Out of the records below, copy all lines in which the word "team" occurs.

**Material provided**
Segment Open
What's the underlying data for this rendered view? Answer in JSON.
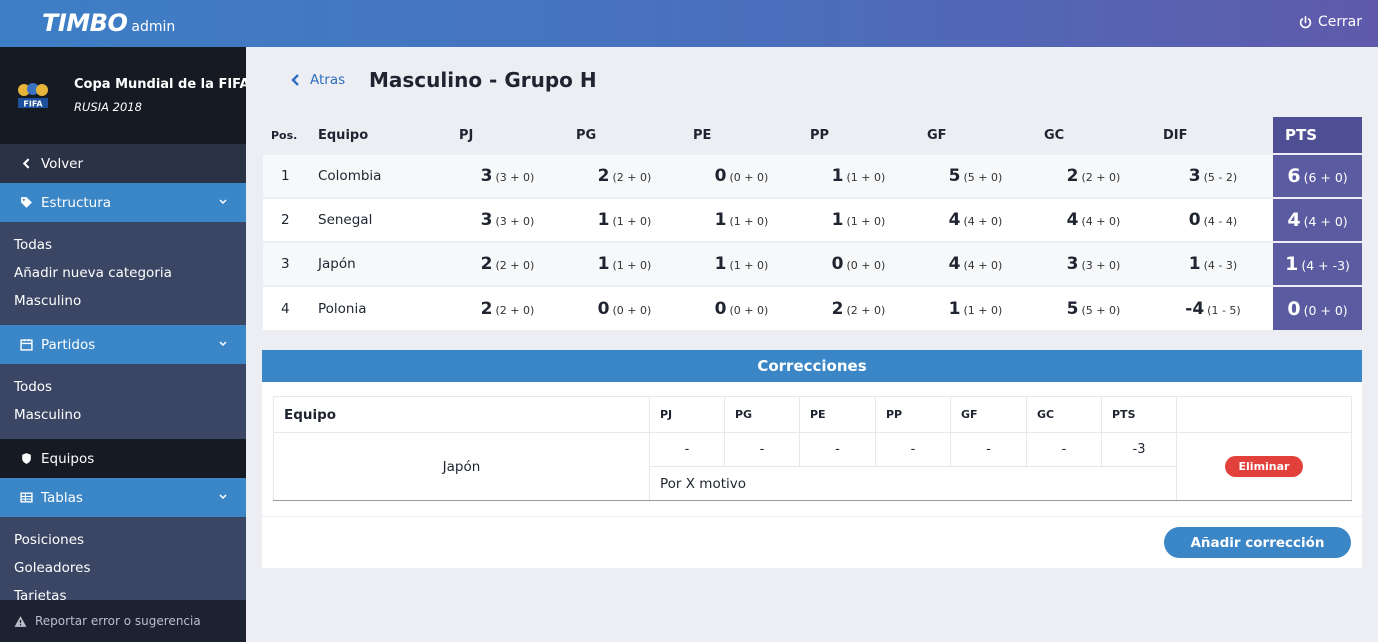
{
  "topbar": {
    "logo_main": "TIMBO",
    "logo_sub": "admin",
    "logout_label": "Cerrar"
  },
  "sidebar": {
    "tournament_name": "Copa Mundial de la FIFA",
    "tournament_sub": "RUSIA 2018",
    "back_label": "Volver",
    "sections": [
      {
        "label": "Estructura",
        "icon": "tag-icon",
        "items": [
          "Todas",
          "Añadir nueva categoria",
          "Masculino"
        ]
      },
      {
        "label": "Partidos",
        "icon": "calendar-icon",
        "items": [
          "Todos",
          "Masculino"
        ]
      },
      {
        "label": "Equipos",
        "icon": "shield-icon",
        "items": []
      },
      {
        "label": "Tablas",
        "icon": "table-icon",
        "items": [
          "Posiciones",
          "Goleadores",
          "Tarjetas"
        ]
      }
    ],
    "report_label": "Reportar error o sugerencia"
  },
  "page": {
    "back_label": "Atras",
    "title": "Masculino - Grupo H"
  },
  "standings": {
    "headers": [
      "Pos.",
      "Equipo",
      "PJ",
      "PG",
      "PE",
      "PP",
      "GF",
      "GC",
      "DIF",
      "PTS"
    ],
    "rows": [
      {
        "pos": "1",
        "team": "Colombia",
        "pj": [
          "3",
          "(3 + 0)"
        ],
        "pg": [
          "2",
          "(2 + 0)"
        ],
        "pe": [
          "0",
          "(0 + 0)"
        ],
        "pp": [
          "1",
          "(1 + 0)"
        ],
        "gf": [
          "5",
          "(5 + 0)"
        ],
        "gc": [
          "2",
          "(2 + 0)"
        ],
        "dif": [
          "3",
          "(5 - 2)"
        ],
        "pts": [
          "6",
          "(6 + 0)"
        ]
      },
      {
        "pos": "2",
        "team": "Senegal",
        "pj": [
          "3",
          "(3 + 0)"
        ],
        "pg": [
          "1",
          "(1 + 0)"
        ],
        "pe": [
          "1",
          "(1 + 0)"
        ],
        "pp": [
          "1",
          "(1 + 0)"
        ],
        "gf": [
          "4",
          "(4 + 0)"
        ],
        "gc": [
          "4",
          "(4 + 0)"
        ],
        "dif": [
          "0",
          "(4 - 4)"
        ],
        "pts": [
          "4",
          "(4 + 0)"
        ]
      },
      {
        "pos": "3",
        "team": "Japón",
        "pj": [
          "2",
          "(2 + 0)"
        ],
        "pg": [
          "1",
          "(1 + 0)"
        ],
        "pe": [
          "1",
          "(1 + 0)"
        ],
        "pp": [
          "0",
          "(0 + 0)"
        ],
        "gf": [
          "4",
          "(4 + 0)"
        ],
        "gc": [
          "3",
          "(3 + 0)"
        ],
        "dif": [
          "1",
          "(4 - 3)"
        ],
        "pts": [
          "1",
          "(4 + -3)"
        ]
      },
      {
        "pos": "4",
        "team": "Polonia",
        "pj": [
          "2",
          "(2 + 0)"
        ],
        "pg": [
          "0",
          "(0 + 0)"
        ],
        "pe": [
          "0",
          "(0 + 0)"
        ],
        "pp": [
          "2",
          "(2 + 0)"
        ],
        "gf": [
          "1",
          "(1 + 0)"
        ],
        "gc": [
          "5",
          "(5 + 0)"
        ],
        "dif": [
          "-4",
          "(1 - 5)"
        ],
        "pts": [
          "0",
          "(0 + 0)"
        ]
      }
    ]
  },
  "corrections": {
    "title": "Correcciones",
    "headers": [
      "Equipo",
      "PJ",
      "PG",
      "PE",
      "PP",
      "GF",
      "GC",
      "PTS"
    ],
    "rows": [
      {
        "team": "Japón",
        "values": [
          "-",
          "-",
          "-",
          "-",
          "-",
          "-",
          "-3"
        ],
        "reason": "Por X motivo",
        "delete_label": "Eliminar"
      }
    ],
    "add_label": "Añadir corrección"
  },
  "colors": {
    "accent": "#3b86c7",
    "pts_column": "#5b5ba2",
    "danger": "#e2403a",
    "sidebar": "#3a4664"
  }
}
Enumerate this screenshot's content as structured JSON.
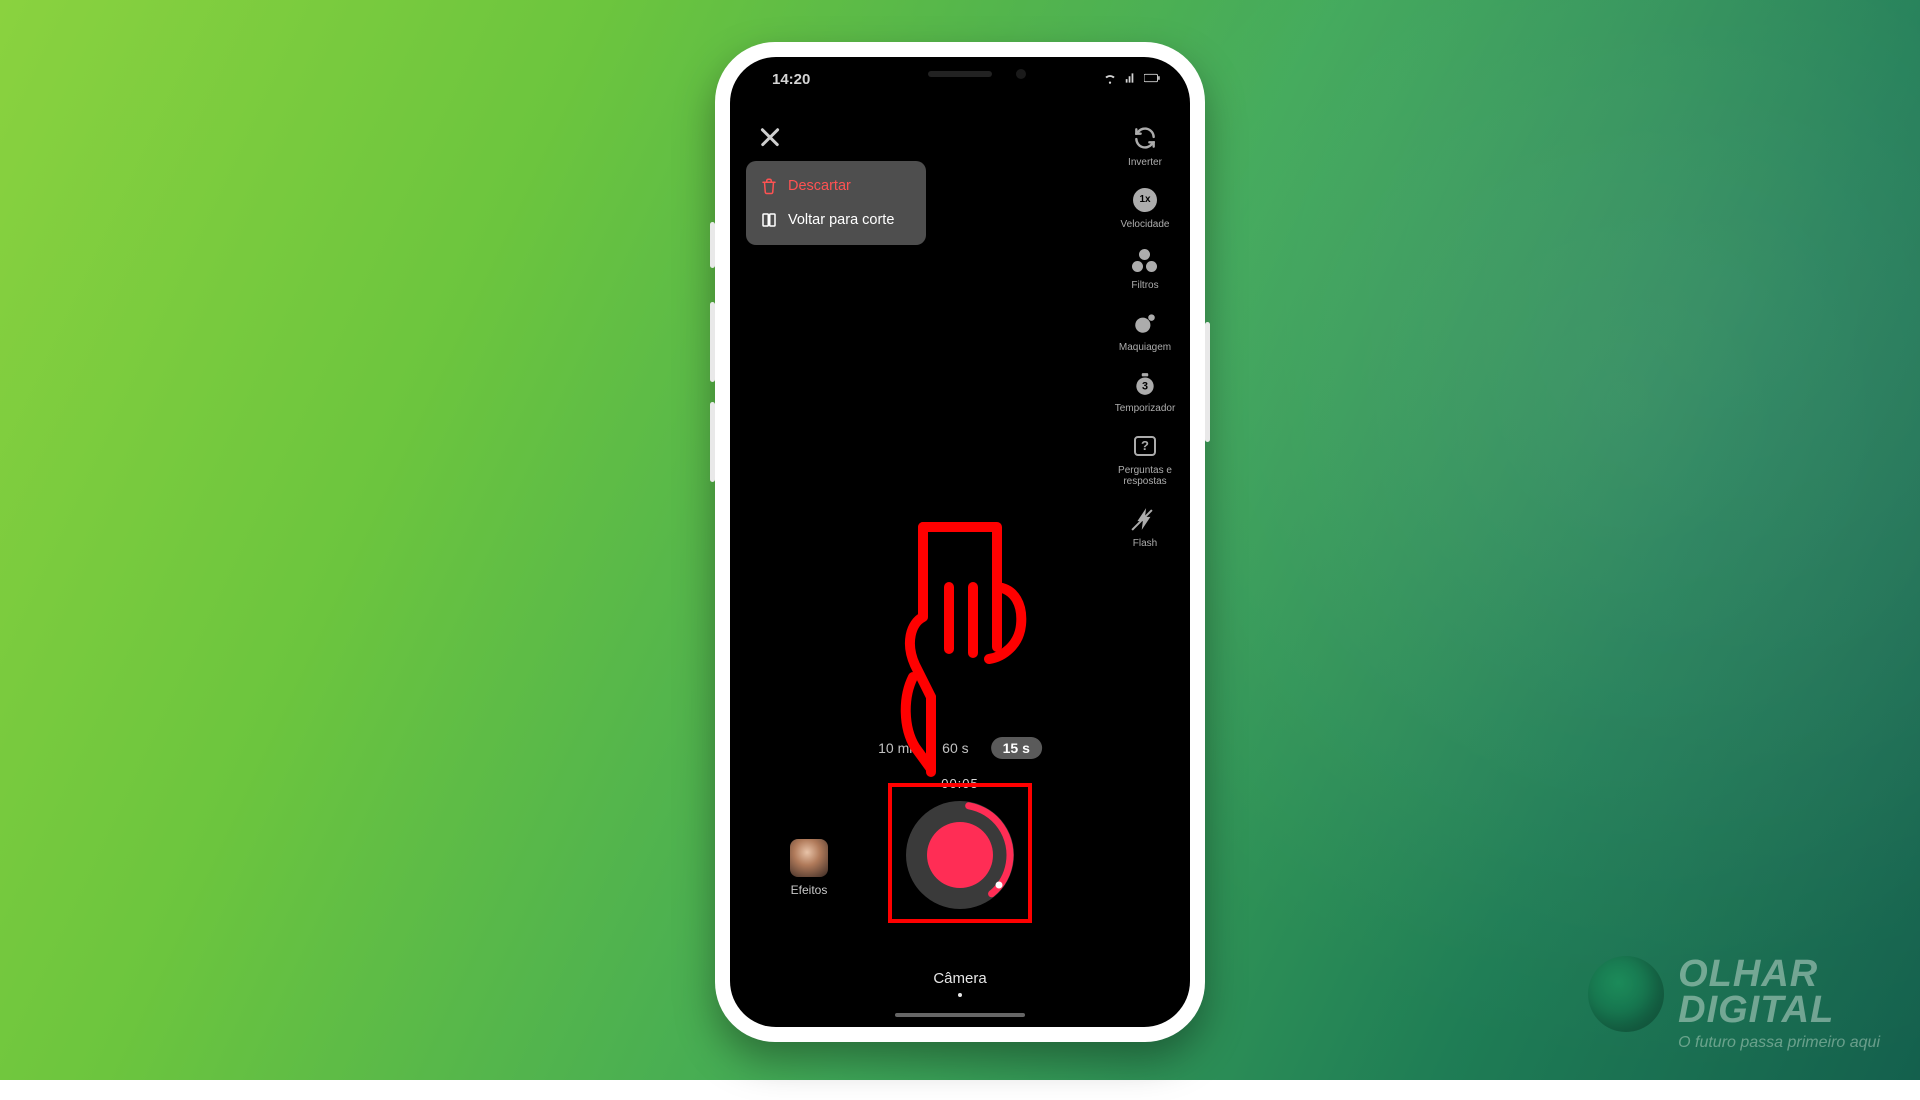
{
  "statusbar": {
    "time": "14:20"
  },
  "popup": {
    "discard": "Descartar",
    "back": "Voltar para corte"
  },
  "tools": {
    "invert": "Inverter",
    "speed_badge": "1x",
    "speed": "Velocidade",
    "filters": "Filtros",
    "makeup": "Maquiagem",
    "timer_badge": "3",
    "timer": "Temporizador",
    "qa": "Perguntas e respostas",
    "flash": "Flash"
  },
  "durations": {
    "opt1": "10 min",
    "opt2": "60 s",
    "opt3": "15 s"
  },
  "recording": {
    "elapsed": "00:05"
  },
  "effects": {
    "label": "Efeitos"
  },
  "bottom": {
    "camera": "Câmera"
  },
  "watermark": {
    "line1": "OLHAR",
    "line2": "DIGITAL",
    "tagline": "O futuro passa primeiro aqui"
  }
}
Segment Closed
**Written reply**
        "team": "Colombia",
        "team": "Senegal",
        "team": "Japón",
        "team": "Polonia",
        "team": "Japón",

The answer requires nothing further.